### AVAILABLE DATA ###
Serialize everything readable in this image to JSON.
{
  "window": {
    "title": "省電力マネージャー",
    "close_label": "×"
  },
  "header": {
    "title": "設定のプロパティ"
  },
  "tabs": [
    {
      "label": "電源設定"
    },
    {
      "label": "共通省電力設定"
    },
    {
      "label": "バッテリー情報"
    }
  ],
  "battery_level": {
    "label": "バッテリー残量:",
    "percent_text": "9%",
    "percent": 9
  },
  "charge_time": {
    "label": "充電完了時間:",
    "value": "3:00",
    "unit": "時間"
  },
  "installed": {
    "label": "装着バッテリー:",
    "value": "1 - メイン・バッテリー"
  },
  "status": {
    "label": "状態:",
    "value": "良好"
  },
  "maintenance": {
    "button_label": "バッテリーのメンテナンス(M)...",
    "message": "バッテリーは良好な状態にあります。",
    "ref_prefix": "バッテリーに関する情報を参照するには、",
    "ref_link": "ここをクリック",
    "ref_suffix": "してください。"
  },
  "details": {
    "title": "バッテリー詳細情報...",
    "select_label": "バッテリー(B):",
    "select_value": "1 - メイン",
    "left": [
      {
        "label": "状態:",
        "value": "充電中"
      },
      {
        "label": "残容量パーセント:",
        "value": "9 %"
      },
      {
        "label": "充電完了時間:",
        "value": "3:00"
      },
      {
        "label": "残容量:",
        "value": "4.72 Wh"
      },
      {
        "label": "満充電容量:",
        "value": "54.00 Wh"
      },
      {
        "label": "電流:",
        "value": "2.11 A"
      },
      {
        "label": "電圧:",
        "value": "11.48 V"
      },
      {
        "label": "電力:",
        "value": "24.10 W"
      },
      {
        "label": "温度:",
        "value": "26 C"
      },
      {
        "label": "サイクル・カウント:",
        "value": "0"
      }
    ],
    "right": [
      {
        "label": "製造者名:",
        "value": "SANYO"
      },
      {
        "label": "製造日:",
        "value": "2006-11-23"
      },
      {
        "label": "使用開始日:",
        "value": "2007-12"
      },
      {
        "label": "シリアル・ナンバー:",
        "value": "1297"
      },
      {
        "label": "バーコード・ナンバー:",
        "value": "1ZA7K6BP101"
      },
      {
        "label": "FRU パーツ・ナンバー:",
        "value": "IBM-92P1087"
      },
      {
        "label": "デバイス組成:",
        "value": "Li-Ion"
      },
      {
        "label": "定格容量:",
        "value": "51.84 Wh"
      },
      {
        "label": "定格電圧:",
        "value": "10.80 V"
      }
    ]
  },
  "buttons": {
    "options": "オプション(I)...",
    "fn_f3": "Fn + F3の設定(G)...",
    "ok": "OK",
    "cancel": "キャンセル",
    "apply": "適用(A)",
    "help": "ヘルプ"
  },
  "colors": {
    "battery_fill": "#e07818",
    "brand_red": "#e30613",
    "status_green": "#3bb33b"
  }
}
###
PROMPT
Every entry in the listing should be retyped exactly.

EXERCISE SOLUTION
Serialize everything readable in this image to JSON.
{
  "window": {
    "title": "省電力マネージャー",
    "close_label": "×"
  },
  "header": {
    "title": "設定のプロパティ"
  },
  "tabs": [
    {
      "label": "電源設定"
    },
    {
      "label": "共通省電力設定"
    },
    {
      "label": "バッテリー情報"
    }
  ],
  "battery_level": {
    "label": "バッテリー残量:",
    "percent_text": "9%",
    "percent": 9
  },
  "charge_time": {
    "label": "充電完了時間:",
    "value": "3:00",
    "unit": "時間"
  },
  "installed": {
    "label": "装着バッテリー:",
    "value": "1 - メイン・バッテリー"
  },
  "status": {
    "label": "状態:",
    "value": "良好"
  },
  "maintenance": {
    "button_label": "バッテリーのメンテナンス(M)...",
    "message": "バッテリーは良好な状態にあります。",
    "ref_prefix": "バッテリーに関する情報を参照するには、",
    "ref_link": "ここをクリック",
    "ref_suffix": "してください。"
  },
  "details": {
    "title": "バッテリー詳細情報...",
    "select_label": "バッテリー(B):",
    "select_value": "1 - メイン",
    "left": [
      {
        "label": "状態:",
        "value": "充電中"
      },
      {
        "label": "残容量パーセント:",
        "value": "9 %"
      },
      {
        "label": "充電完了時間:",
        "value": "3:00"
      },
      {
        "label": "残容量:",
        "value": "4.72 Wh"
      },
      {
        "label": "満充電容量:",
        "value": "54.00 Wh"
      },
      {
        "label": "電流:",
        "value": "2.11 A"
      },
      {
        "label": "電圧:",
        "value": "11.48 V"
      },
      {
        "label": "電力:",
        "value": "24.10 W"
      },
      {
        "label": "温度:",
        "value": "26 C"
      },
      {
        "label": "サイクル・カウント:",
        "value": "0"
      }
    ],
    "right": [
      {
        "label": "製造者名:",
        "value": "SANYO"
      },
      {
        "label": "製造日:",
        "value": "2006-11-23"
      },
      {
        "label": "使用開始日:",
        "value": "2007-12"
      },
      {
        "label": "シリアル・ナンバー:",
        "value": "1297"
      },
      {
        "label": "バーコード・ナンバー:",
        "value": "1ZA7K6BP101"
      },
      {
        "label": "FRU パーツ・ナンバー:",
        "value": "IBM-92P1087"
      },
      {
        "label": "デバイス組成:",
        "value": "Li-Ion"
      },
      {
        "label": "定格容量:",
        "value": "51.84 Wh"
      },
      {
        "label": "定格電圧:",
        "value": "10.80 V"
      }
    ]
  },
  "buttons": {
    "options": "オプション(I)...",
    "fn_f3": "Fn + F3の設定(G)...",
    "ok": "OK",
    "cancel": "キャンセル",
    "apply": "適用(A)",
    "help": "ヘルプ"
  },
  "colors": {
    "battery_fill": "#e07818",
    "brand_red": "#e30613",
    "status_green": "#3bb33b"
  }
}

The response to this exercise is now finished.